*** TASK DATA ***

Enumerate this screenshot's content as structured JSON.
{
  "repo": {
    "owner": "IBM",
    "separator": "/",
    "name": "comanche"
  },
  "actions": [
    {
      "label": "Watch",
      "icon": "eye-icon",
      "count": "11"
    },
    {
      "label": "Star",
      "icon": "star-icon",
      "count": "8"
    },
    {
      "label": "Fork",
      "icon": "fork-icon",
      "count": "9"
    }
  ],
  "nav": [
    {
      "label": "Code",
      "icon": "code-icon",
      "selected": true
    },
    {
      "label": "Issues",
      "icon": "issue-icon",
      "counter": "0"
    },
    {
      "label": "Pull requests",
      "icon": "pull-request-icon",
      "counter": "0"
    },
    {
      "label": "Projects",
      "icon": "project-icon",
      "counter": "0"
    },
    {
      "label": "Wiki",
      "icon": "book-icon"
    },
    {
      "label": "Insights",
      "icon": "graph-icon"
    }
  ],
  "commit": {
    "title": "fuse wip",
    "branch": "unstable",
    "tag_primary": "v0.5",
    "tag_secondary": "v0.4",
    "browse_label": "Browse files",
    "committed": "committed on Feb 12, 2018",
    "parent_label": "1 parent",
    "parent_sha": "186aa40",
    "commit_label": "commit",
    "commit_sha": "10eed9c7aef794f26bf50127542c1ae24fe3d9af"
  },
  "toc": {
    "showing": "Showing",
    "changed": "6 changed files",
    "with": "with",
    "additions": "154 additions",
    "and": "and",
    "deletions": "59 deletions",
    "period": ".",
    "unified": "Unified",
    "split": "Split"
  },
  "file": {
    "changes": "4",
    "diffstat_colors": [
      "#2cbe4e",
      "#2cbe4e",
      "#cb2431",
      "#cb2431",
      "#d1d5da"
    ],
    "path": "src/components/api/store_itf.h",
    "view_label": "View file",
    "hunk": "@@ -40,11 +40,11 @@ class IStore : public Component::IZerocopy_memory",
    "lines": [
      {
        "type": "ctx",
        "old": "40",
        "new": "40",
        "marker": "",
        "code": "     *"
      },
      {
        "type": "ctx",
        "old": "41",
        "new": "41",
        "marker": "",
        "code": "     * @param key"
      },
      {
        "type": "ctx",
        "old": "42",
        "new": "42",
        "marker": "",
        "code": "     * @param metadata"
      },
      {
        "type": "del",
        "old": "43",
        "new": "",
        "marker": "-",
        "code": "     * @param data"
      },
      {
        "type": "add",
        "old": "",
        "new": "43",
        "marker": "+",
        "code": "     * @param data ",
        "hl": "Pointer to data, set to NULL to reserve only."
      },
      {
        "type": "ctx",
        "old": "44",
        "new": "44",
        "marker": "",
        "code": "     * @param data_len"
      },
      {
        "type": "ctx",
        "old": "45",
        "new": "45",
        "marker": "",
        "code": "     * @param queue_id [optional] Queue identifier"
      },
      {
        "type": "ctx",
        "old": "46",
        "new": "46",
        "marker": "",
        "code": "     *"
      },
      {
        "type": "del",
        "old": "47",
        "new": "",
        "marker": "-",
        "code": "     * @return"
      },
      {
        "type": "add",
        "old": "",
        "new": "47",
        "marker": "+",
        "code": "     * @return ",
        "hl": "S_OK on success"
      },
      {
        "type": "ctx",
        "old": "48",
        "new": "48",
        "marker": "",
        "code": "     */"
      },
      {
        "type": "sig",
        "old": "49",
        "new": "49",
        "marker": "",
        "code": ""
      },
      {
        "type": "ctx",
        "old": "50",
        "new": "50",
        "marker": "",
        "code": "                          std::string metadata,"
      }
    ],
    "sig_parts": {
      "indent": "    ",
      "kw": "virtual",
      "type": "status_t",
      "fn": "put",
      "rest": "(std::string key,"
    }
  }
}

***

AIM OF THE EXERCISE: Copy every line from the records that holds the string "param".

ANSWER TO THIS EXERCISE:
        "code": "     * @param key"
        "code": "     * @param metadata"
        "code": "     * @param data"
        "code": "     * @param data ",
        "code": "     * @param data_len"
        "code": "     * @param queue_id [optional] Queue identifier"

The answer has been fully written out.